At the end of the doc, you're kind of joking about you're one of the most recognizable people on the planet and that you should be happy and the doc does a great job of documenting your ups and downs—and there are plenty of ups and plenty of downs. So I guess the final question I have for you is what makes you happy these days?
Yeah, that is funny and that's why I put myself in a category with [Albert] Einstein, I put myself with Mozart, I put myself with Steve Jobs. All the people that have been so committed in the world, the people that have been so misunderstood doing certain things that's not common to the world but then when they come to fruition, then it’s like, okay, great, wow, I see what those guys are trying to do now because it's enlightenment.
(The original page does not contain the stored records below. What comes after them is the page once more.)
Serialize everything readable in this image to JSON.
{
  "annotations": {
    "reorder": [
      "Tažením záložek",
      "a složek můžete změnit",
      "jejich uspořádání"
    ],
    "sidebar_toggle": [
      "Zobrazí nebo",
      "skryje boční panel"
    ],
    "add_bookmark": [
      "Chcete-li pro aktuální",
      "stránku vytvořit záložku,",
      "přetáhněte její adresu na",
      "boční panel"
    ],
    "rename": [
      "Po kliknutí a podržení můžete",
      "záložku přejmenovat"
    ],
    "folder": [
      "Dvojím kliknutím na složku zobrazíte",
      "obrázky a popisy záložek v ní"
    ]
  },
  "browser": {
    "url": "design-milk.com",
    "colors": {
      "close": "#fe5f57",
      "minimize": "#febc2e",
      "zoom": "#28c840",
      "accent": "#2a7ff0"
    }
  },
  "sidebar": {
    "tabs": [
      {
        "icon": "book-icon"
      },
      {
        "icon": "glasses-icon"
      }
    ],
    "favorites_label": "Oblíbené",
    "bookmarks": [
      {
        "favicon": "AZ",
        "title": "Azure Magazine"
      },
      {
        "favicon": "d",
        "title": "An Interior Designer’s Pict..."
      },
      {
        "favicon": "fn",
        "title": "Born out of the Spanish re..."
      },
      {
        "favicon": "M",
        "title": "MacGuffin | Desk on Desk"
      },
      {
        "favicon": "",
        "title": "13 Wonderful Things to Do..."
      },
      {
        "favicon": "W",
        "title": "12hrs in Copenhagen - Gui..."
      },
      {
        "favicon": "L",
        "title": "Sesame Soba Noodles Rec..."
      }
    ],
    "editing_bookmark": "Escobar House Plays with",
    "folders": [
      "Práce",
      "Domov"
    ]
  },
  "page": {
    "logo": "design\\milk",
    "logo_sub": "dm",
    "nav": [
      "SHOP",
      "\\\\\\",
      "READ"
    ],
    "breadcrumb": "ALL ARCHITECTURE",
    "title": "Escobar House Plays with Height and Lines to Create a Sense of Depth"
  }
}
I've been doing that for 20-something years now and now we like it. And now the new generation of America right now is taking over the world and now they like Dennis Rodman because they’re like, “We didn’t know you did all that.” Now you see everybody in the country and any individual that lived on this planet are trying to do things that seem unconventional to try to make something that's happening, or something happen for the world, but it's like I've done those things already and it's still going on today.

What makes me happy is I think if I could actually put myself in a position to actually throw away the ego, throw away all like the pride and stuff like that in my life, to be a better father to my kids. That's my only wish right there. I would need to put away all this other shit I got going on and just say you got to just man up, you're 58 years old now. That's what going to make me happy the rest of my life. I got to make that commitment. That's the only thing that'll make me happy before I die. 

Latest in Sports